It's hard not to jump to the climax of the show and Casey Donovan’s show-stopping rendition of “Get Out and Stay Out”, as Judy finally finds her voice and gets rid of her lying ex for good. On opening night, there was a mid-show standing ovation for this song alone – which is fitting, it’s the emotional climax of the show with one last song tacked on to wrap up the rest of the plot.
Another thing I don’t remember seeing outside a Broadway theatre was entrance applause for a performer – when Caroline O’Connor stepped on stage as Roz Keith, the audience went wild. Great to see that one of our best musical theatre actors got such a warm welcome and she gets to perform another show highlight in the comic masterpiece “Heart to Hart”. If you are going to put O’Connor in such a small role, at least give her comic gold to play with.
Marina Prior’s Violet gets her own moment-in-the-spotlight with “One of the Boys,” even if this song in particular feels like it comes from a classic moving-to-the-big-city musical with high kicks and suits that evoke the 1940s and not the 1980s. It’s a crowd-pleaser but it also feels out of place – an “I Want” song in Act Two, to set up the twist at the end.
The musical isn’t just a by-the-numbers rehash of the film, there are some smart choices in the adaptation that make for a great stage experience – but then there’s weird decisions like the subplot giving Violet a romantic interest. Having a declaration of love for the widow come at the end is a real throwback to when those girls-in-a-new-job shows ended with a wedding.
Though the cast of women is strong, Eddie Perfect’s performance as Franklin Hart is cringe-worthy. Perfect takes every opportunity to over-act, as if he’d never heard of the phrase “less-is-more”. Yes, even in a show that’s partly slapstick, Hart’s songs contain enough evidence that he’s an awful man; turning him into a scenery-chewing buffoon helps nobody. Trying to upstage Caroline O’Connor in her own song is a fool’s errand.
Frustratingly, I also found the sound mix on opening night to be sub-par, making it difficult for me to understand the lyrics. And I’ve listened to the Original Broadway Cast Recording more than once! I know the score and still had a hard time understanding it; this is really unacceptable.
As a fan of the original film, I got a kick out of this show. Parton’s songs are mostly really great; the character-centric stuff being stronger than the plot-moving numbers. Resnick’s script feels obliged to tick off moments from the original – and even in a show that is ostensibly battling sexism and narrow-mindedness, it’s hard to hear some of those old-fashioned values paraded across the stage. And these days, I’m finding it almost impossible to enjoy comic gunplay.

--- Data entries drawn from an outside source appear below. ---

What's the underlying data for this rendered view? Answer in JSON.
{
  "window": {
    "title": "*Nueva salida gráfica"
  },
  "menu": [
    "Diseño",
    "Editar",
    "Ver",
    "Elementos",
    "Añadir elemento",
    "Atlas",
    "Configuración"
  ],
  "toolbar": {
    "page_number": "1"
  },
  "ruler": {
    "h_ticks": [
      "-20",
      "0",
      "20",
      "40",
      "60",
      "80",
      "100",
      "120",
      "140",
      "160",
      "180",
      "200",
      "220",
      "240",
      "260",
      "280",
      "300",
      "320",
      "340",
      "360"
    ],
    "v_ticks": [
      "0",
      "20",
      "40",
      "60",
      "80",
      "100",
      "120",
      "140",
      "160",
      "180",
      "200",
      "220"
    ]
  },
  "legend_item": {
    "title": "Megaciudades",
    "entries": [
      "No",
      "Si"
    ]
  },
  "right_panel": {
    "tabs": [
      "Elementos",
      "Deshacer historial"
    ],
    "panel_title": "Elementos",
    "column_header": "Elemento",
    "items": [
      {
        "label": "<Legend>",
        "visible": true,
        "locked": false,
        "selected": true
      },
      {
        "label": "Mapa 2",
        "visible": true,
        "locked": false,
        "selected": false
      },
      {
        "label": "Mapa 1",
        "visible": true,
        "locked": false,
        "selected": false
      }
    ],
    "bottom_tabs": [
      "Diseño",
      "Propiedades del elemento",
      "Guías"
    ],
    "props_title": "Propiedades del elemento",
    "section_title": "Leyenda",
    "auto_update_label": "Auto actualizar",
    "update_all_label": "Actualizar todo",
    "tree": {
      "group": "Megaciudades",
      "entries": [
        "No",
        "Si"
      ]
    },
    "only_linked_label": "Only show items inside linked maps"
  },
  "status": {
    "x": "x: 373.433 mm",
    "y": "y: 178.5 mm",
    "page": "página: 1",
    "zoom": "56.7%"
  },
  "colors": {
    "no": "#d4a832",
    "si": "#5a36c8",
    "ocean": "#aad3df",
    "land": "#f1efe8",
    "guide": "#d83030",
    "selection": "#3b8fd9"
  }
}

This show has all the right ingredients to entertain, but it feels less than the sum of its parts. I like the score a lot and there’s a lot of spectacle on stage that will please an audience looking for glitz and glamour. In the end, the film was for and of its time and I can still enjoy its charm and its three iconic leads. On stage, you get to see four great female performers singing some rousing musicals numbers but the “woo yeah feminism” is deflated when one of the characters says “I’m sure none of this will be a problem in ten years” and here we are, forty years later, and some things haven’t changed.
9 to 5 is a fun night out for anyone who is looking for a show that scratches your nostalgia itch, full of original toe-tapping, knee-slapping Dolly Parton songs – which is at least a step-up from trying to make a jukebox musical that mines her extensive song-writing legacy.
- Keith Gow, Theatre First
9 to 5 is on in Melbourne at the Arts Centre andlater continues its nationwide tour in Adelaide.
Photos by David Hooley